** Opening Source data block **

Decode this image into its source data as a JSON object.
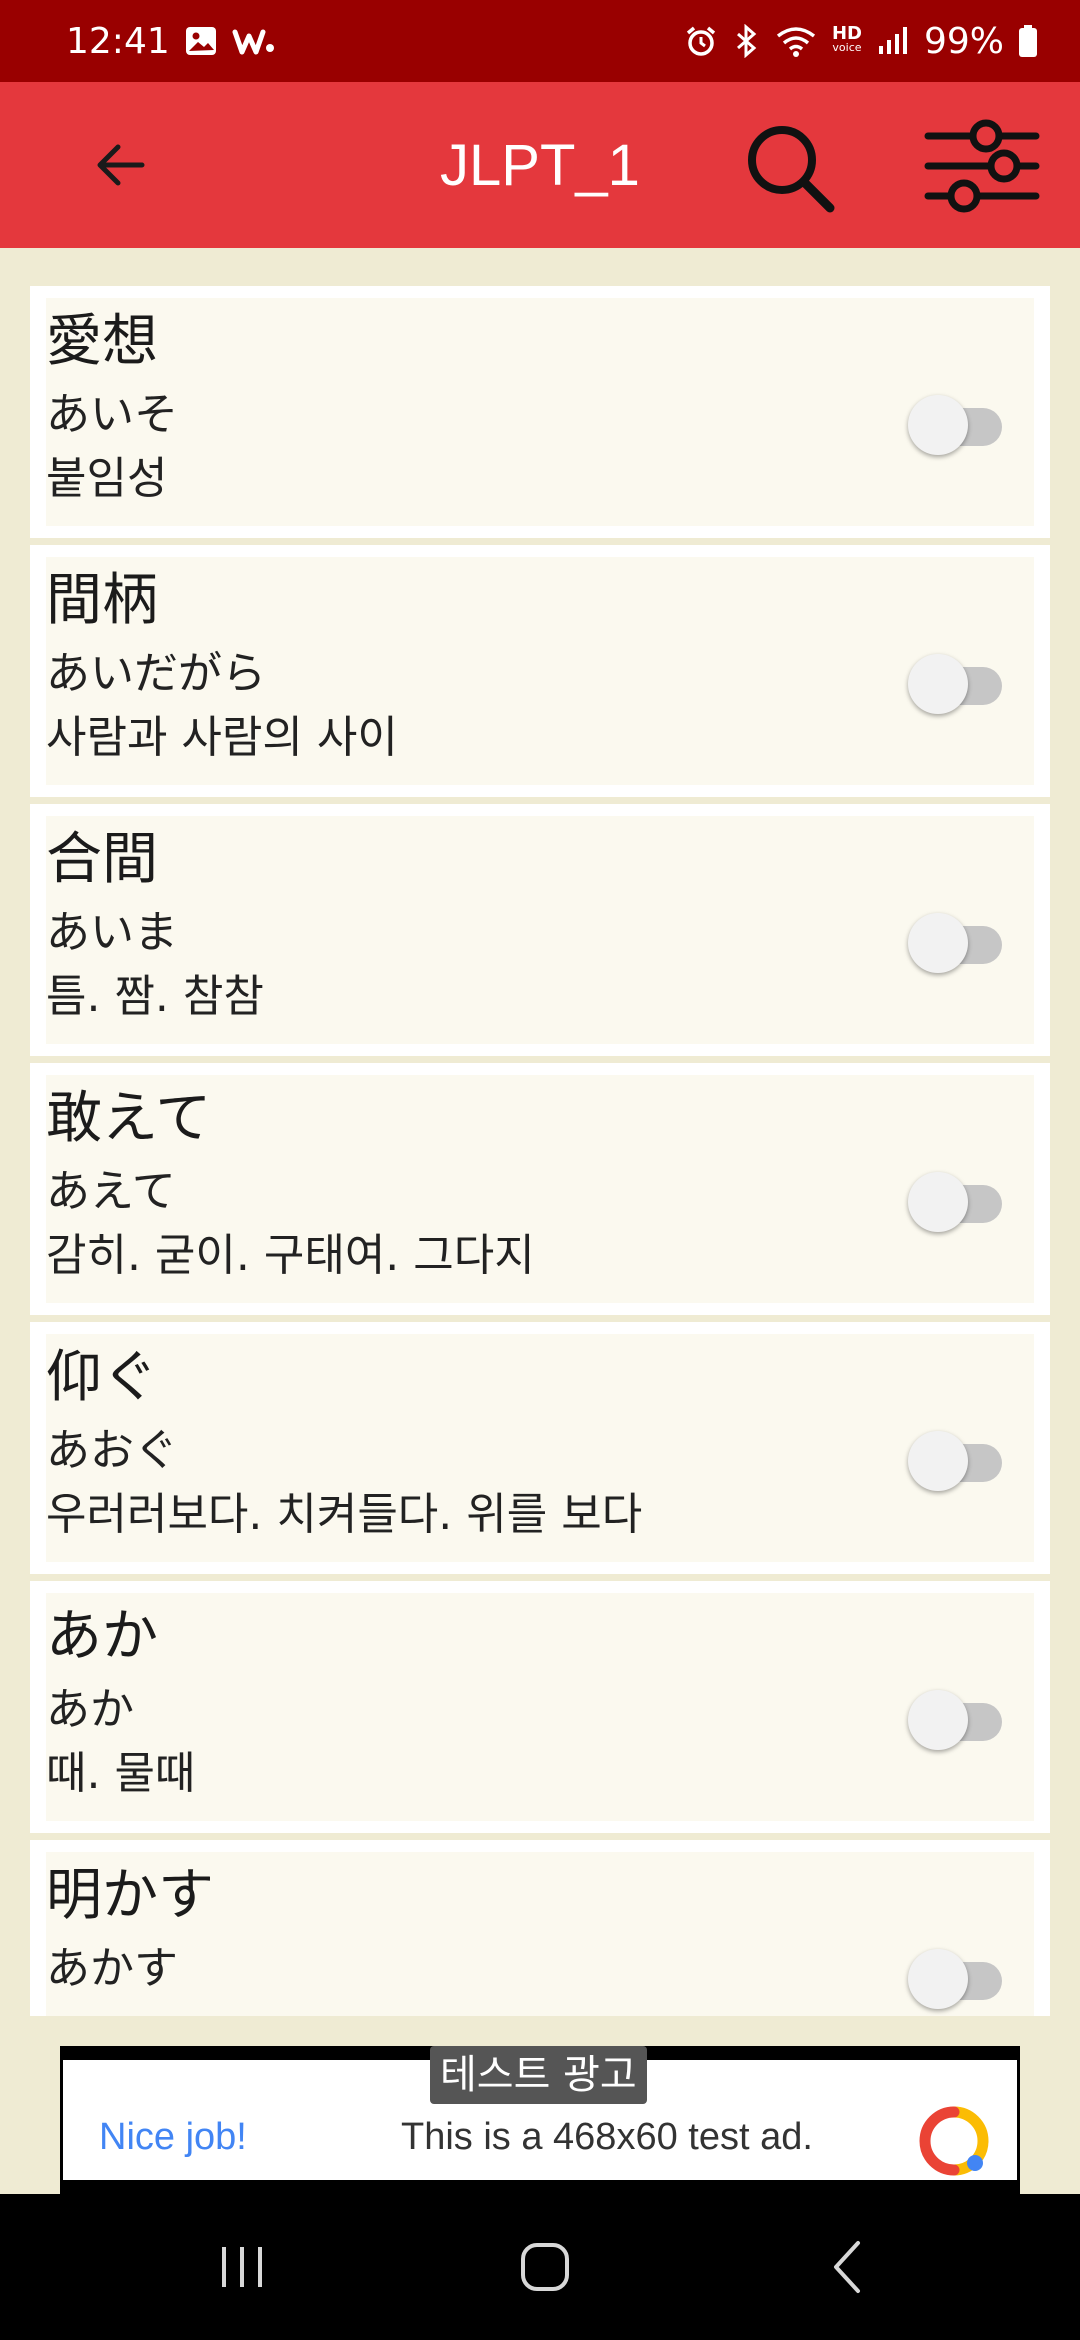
{
  "status_bar": {
    "time": "12:41",
    "battery": "99%",
    "left_icons": [
      "gallery-icon",
      "w-app-icon"
    ],
    "right_icons": [
      "alarm-icon",
      "bluetooth-icon",
      "wifi-icon",
      "hd-voice-icon",
      "signal-icon",
      "battery-icon"
    ],
    "hd_label": "HD",
    "voice_label": "voice"
  },
  "app_bar": {
    "title": "JLPT_1",
    "icons": [
      "back-arrow-icon",
      "search-icon",
      "filter-sliders-icon"
    ]
  },
  "words": [
    {
      "word": "愛想",
      "reading": "あいそ",
      "meaning": "붙임성",
      "enabled": false
    },
    {
      "word": "間柄",
      "reading": "あいだがら",
      "meaning": "사람과 사람의 사이",
      "enabled": false
    },
    {
      "word": "合間",
      "reading": "あいま",
      "meaning": "틈. 짬. 참참",
      "enabled": false
    },
    {
      "word": "敢えて",
      "reading": "あえて",
      "meaning": "감히. 굳이. 구태여. 그다지",
      "enabled": false
    },
    {
      "word": "仰ぐ",
      "reading": "あおぐ",
      "meaning": "우러러보다. 치켜들다. 위를 보다",
      "enabled": false
    },
    {
      "word": "あか",
      "reading": "あか",
      "meaning": "때. 물때",
      "enabled": false
    },
    {
      "word": "明かす",
      "reading": "あかす",
      "meaning": "",
      "enabled": false
    }
  ],
  "ad": {
    "label": "테스트 광고",
    "nice": "Nice job!",
    "text": "This is a 468x60 test ad."
  },
  "nav_bar": {
    "icons": [
      "recent-apps-icon",
      "home-icon",
      "back-icon"
    ]
  },
  "colors": {
    "status_bar": "#990000",
    "app_bar": "#e4383d",
    "background": "#efebd3",
    "card": "#fbf9ef"
  }
}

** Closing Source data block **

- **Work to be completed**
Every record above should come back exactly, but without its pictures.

- **Exercise response**
Decode this image into its source data as a JSON object.
{
  "status_bar": {
    "time": "12:41",
    "battery": "99%",
    "left_icons": [
      "gallery-icon",
      "w-app-icon"
    ],
    "right_icons": [
      "alarm-icon",
      "bluetooth-icon",
      "wifi-icon",
      "hd-voice-icon",
      "signal-icon",
      "battery-icon"
    ],
    "hd_label": "HD",
    "voice_label": "voice"
  },
  "app_bar": {
    "title": "JLPT_1",
    "icons": [
      "back-arrow-icon",
      "search-icon",
      "filter-sliders-icon"
    ]
  },
  "words": [
    {
      "word": "愛想",
      "reading": "あいそ",
      "meaning": "붙임성",
      "enabled": false
    },
    {
      "word": "間柄",
      "reading": "あいだがら",
      "meaning": "사람과 사람의 사이",
      "enabled": false
    },
    {
      "word": "合間",
      "reading": "あいま",
      "meaning": "틈. 짬. 참참",
      "enabled": false
    },
    {
      "word": "敢えて",
      "reading": "あえて",
      "meaning": "감히. 굳이. 구태여. 그다지",
      "enabled": false
    },
    {
      "word": "仰ぐ",
      "reading": "あおぐ",
      "meaning": "우러러보다. 치켜들다. 위를 보다",
      "enabled": false
    },
    {
      "word": "あか",
      "reading": "あか",
      "meaning": "때. 물때",
      "enabled": false
    },
    {
      "word": "明かす",
      "reading": "あかす",
      "meaning": "",
      "enabled": false
    }
  ],
  "ad": {
    "label": "테스트 광고",
    "nice": "Nice job!",
    "text": "This is a 468x60 test ad."
  },
  "nav_bar": {
    "icons": [
      "recent-apps-icon",
      "home-icon",
      "back-icon"
    ]
  },
  "colors": {
    "status_bar": "#990000",
    "app_bar": "#e4383d",
    "background": "#efebd3",
    "card": "#fbf9ef"
  }
}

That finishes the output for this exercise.